Canadians have learned a good deal about the Indian Residential School System, and much of what is not today known may never be known, precisely because the records are gone. What we do however have is the ample and rich experiences of living aboriginal people, and it is on these experiences and these voices that most of my own work has been based.
If you want to know why the Conservative government has lost so much goodwill on the residential school apology, look no further than the treatment of the survivors of St. Anne's Residential School. In the dark annals of the residential schools, St. Anne's stands out as a particularly brutal symbol of torture, shame and abuse. Unfortunately, the Federal government is re-victimizing the survivors by deliberately monkey-wrenching a process that was supposed to finally bring closure.

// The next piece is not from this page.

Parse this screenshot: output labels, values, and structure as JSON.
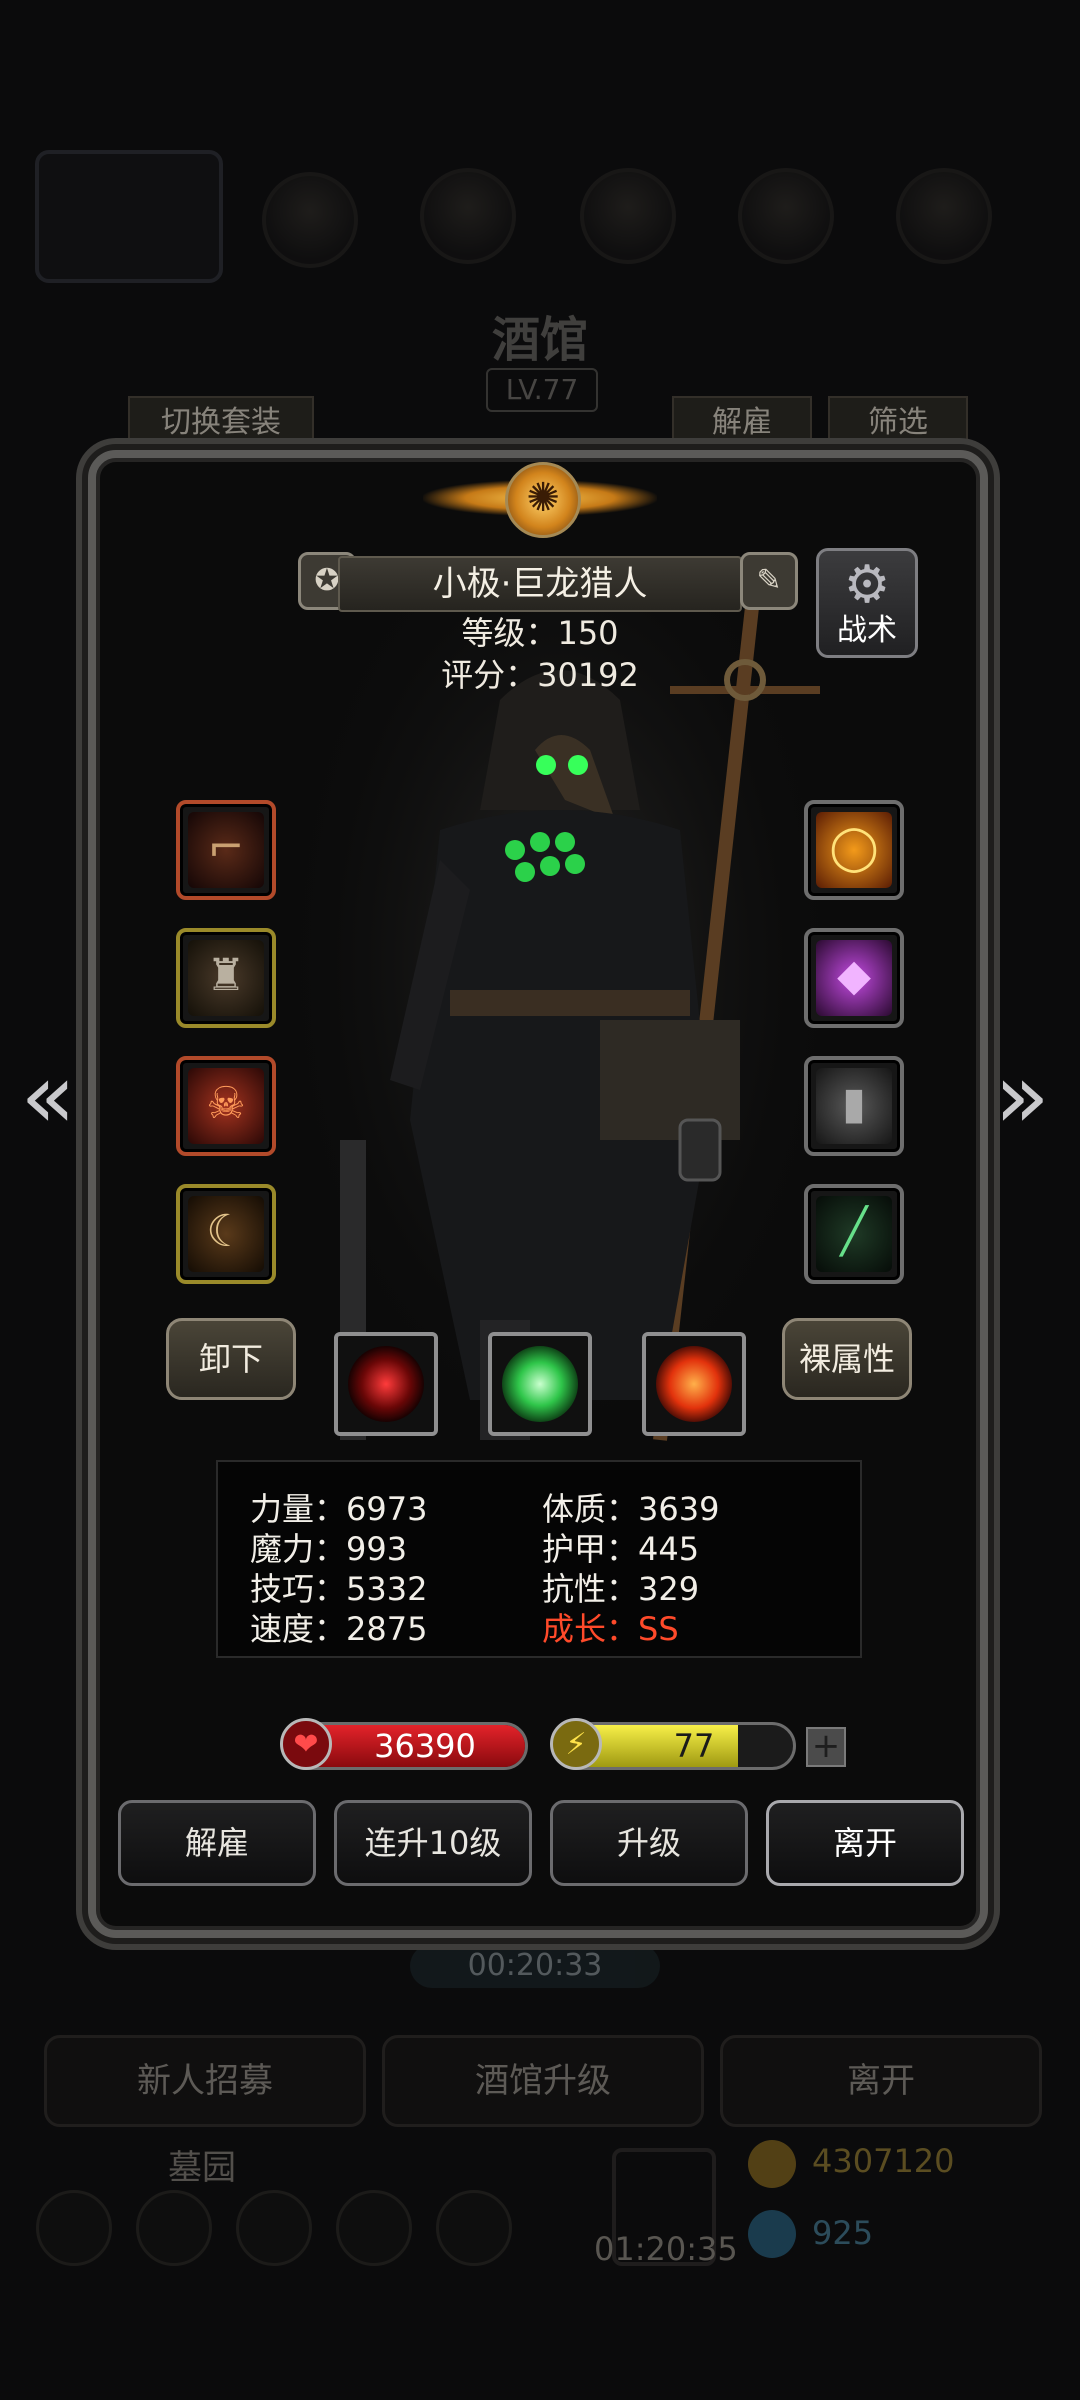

Approximately 150,000 aboriginal children were taken from their families and placed in Canada's residential school system from the late 1800s until the last one closed in 1996. At least 3,000 children -- possibly many more -- never got out of those schools alive. Telling their stories to the Truth and Reconciliation Commission helps survivors begin to heal.